Concerns about overpayment as a result of favorable risk selection of healthier-than-average beneficiaries have confronted the Medicare program throughout its history of contracting with Medicare Advantage (MA) plans. The goal of the MA risk adjustment system is to use risk scores to assure that MA plans that enroll sicker-than-average beneficiaries are paid appropriately, but not to increase payment for an average beneficiary. A Medicare and Medicaid Research Review (MMRR) paper, titled “Measuring Coding Intensity in the Medicare Advantage Program,” used recent data and improved methodology to estimate the effects of coding intensity on MA risk scores.
MA Risk Adjustment System
The MA payment system creates incentives for MA plans to find and report as many diagnoses as can be supported by the medical record. For example, the MA payment system uses diagnostic information to assign a risk score to each beneficiary, where the average beneficiary in Medicare fee-for-service (FFS) has a risk score of 1.0. MA plans are paid the product of their plan bid multiplied by the enrollee’s risk score. Therefore, if an MA plan bids $1,000/month for an enrollee with a risk score of 1.0, and then enrolls a beneficiary with a risk score of 1.2, the plan gets paid $1,200/month for that enrollee.
The implicit assumption in the design of the MA payment system is that a beneficiary will have the same risk score of 1.0 whether they are enrolled in FFS or MA. As such, if a FFS beneficiary had a risk score of 1.1 if enrolled in MA, then the MA plan would be overpaid. The term “coding intensity” is the difference between the scores that a group of beneficiaries would have if enrolled in MA and their scores in FFS.
The Government Accountability Office (2012) estimated that in 2010 MA beneficiary risk scores were at least 4.8 percent and perhaps as much as 7.1 percent higher than they would have been if the same beneficiaries had been enrolled in FFS.
- According to the MMRR paper, the mean risk scores in MA increased faster than in FFS from 2004 to 2013—by 0.305 in MA, compared to 0.106 in FFS. As measured using the 2004 risk model, MA risk scores grew from 90.2 percent of FFS risk scores in 2004 to 109.1 percent in 2013, an increase of 18.9 percentage points. From 2004–2013, the mean MA risk score increased 2.2 percentage points per year more quickly than the mean FFS score using the 2004 risk model and 1.6 percentage points more quickly using the 2014 risk model. According to the paper, the main reason that MA risk scores increased more quickly than FFS scores appeared to be due to increases in relative coding intensity.
- CMS and the Congress have responded to the increase in risk scores over time in several ways.

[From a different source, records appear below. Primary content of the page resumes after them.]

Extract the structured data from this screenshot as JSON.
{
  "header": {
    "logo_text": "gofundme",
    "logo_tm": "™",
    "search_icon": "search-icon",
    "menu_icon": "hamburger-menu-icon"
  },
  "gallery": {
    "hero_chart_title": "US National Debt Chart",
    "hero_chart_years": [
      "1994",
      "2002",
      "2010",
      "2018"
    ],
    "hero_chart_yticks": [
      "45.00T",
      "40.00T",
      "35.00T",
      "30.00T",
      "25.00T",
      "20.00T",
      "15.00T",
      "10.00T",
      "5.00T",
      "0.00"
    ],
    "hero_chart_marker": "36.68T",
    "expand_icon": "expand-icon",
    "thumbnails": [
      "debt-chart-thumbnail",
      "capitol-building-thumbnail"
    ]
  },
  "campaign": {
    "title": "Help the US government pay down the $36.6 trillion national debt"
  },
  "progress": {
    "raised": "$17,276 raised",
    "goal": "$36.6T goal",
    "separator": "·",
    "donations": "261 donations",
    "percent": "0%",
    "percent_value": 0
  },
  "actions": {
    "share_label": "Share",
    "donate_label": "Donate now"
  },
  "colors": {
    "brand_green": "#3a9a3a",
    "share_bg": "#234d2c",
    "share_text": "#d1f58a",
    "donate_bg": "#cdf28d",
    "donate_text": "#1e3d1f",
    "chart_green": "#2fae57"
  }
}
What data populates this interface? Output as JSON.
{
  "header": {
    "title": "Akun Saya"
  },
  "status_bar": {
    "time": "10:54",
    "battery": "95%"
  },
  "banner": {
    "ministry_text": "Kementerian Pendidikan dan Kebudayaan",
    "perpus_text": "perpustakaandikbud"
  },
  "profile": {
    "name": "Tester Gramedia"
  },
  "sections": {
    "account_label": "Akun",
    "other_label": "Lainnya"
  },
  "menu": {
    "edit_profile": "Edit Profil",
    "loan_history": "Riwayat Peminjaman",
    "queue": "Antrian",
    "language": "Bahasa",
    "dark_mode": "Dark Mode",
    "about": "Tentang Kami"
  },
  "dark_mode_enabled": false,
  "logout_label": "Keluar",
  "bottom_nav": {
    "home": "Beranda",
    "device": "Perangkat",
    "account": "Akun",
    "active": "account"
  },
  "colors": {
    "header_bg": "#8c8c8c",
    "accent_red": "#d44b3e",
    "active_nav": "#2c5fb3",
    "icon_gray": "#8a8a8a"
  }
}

- Starting in 2010, CMS lowered payment by 3.41 percent by applying an across-the-board coding adjustment. This coding intensity adjustment will increase to 4.91 percent in 2014 and to at least 5.91 percent in 2018.
- Starting in 2013, CMS set the four most severe diabetes Hierarchical Condition Categories (HCCs) (HCC15-HCC18) to have the same payment coefficient. As a result, recording diagnoses that move enrollees from HCC18 (diabetes with ophthalmologic or unspecified manifestation) into HCC15 (diabetes with renal or peripheral circulatory manifestation) will no longer increase revenue for MA plans.
- CMS made further changes to the model in 2014, removing some of the HCCs that were the subject of MA efforts at increasing coding intensity.
- The legislated increase in coding intensity adjustment is 0.25 percent per year from 2014 through 2018.
- The President’s Budget for 2015 proposes increasing the minimum adjustment to 0.67 percent per year through 2020, topping off at 8.51 percent in 2020, which is much closer to the expected increase in relative risk scores.
The paper concludes that it is challenging to accurately measure the effects of coding intensity on MA risk scores and even more challenging to devise optimal policy responses. It notes that HHS is continuing its analysis of the relative risk of MA and FFS enrollees in order to improve the ability of the Medicare program to accurately pay for MA beneficiaries.